If we look up the words grandparent, penknife and turkey in several dictionaries, we

may find different transcriptions regarding the phonemes æ, e, ɪ, ɜː, aɪ, eə.

This annoying discrepancy is due to the constant research into the trends in
pronunciation among English speakers carried out by experts in the field of phonology.
The staff of experts working for each publisher decide to include or not to include
these minor changes in their dictionaries, so we end up with diverse transcriptions for
the same word.
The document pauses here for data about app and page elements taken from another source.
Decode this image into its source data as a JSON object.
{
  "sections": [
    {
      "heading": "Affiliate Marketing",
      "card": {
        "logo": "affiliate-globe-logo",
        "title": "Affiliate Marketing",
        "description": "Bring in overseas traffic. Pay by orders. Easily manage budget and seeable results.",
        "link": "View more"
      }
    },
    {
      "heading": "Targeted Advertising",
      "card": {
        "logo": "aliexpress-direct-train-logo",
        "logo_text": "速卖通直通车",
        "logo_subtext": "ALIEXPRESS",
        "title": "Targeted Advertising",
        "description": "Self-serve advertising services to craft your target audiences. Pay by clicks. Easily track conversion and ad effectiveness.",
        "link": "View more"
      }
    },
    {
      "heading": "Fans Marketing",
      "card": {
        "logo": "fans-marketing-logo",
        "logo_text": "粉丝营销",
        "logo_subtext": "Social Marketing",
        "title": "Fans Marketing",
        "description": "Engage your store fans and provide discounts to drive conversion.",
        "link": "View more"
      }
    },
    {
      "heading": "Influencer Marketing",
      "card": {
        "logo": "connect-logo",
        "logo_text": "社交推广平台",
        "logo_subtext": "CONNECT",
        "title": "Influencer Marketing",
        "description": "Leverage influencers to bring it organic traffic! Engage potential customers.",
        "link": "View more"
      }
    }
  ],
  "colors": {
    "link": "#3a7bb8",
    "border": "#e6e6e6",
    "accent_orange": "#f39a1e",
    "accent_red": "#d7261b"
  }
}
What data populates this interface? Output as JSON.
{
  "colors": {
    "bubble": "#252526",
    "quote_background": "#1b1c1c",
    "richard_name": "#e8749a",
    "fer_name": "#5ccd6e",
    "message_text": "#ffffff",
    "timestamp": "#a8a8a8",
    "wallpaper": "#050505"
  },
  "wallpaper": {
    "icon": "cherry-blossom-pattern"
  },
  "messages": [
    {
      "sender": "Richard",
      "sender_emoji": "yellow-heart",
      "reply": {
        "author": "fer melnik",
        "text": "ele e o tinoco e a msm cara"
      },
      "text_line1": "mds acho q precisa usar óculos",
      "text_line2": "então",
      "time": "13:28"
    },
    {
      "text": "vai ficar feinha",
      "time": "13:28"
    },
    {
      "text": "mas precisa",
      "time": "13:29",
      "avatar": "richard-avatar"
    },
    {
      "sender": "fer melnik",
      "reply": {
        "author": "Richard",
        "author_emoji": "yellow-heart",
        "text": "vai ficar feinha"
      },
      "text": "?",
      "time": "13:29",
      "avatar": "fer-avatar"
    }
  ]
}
For learners of English, who already have a hard work with 20 vowel phonemes, having
different symbols for variants of the sounds does not ease their task. Be that as it may,
such slight change in the sound has little or no actual effect on the understanding of
spoken language and, luckily, phonetic transcription is not required to pass any of the
Cambridge exams!

See the table below to compare five top online dictionaries.

IPA symbol
& example
Collins COBUILD Collins Oxford
/pæn/ /pæn/ /pan/
/pen/ /pɛn/ /pɛn/
/ˈprɪti / /ˈprɪtɪ/ /ˈprɪti /
/sɜː/ /sɜː/ /səː/

/naɪt/ /naɪt/ /nʌɪt/

/keə/ /kɛə/ /kɛː/

jʊ /sɪtʃʊˈeɪʃən/
/ˌsɪtʃuˈeɪʃən/ /ˌsɪtjʊˈeɪʃən/
situation /sɪtjʊˈeɪʃən/

The phoneme / i/ , a sound between / ɪ/ and / iː /, is practically restricted to these
unstressed endings: consonant + y (hardly, messy) and consonant + ey (abbey,
This phoneme is, in fact, a foreign sound similar to Spanish /i/ , which began to
spread among young speakers in the 1980s. It is significant that in the 14th edition
of English Pronouncing Dictionary (Dent, 1989) it does not appear: abbey /ˈæ bɪ/,
while in the 18th edition (CUP, 2011) it is the usual transcription: abbey /ˈæ bi/.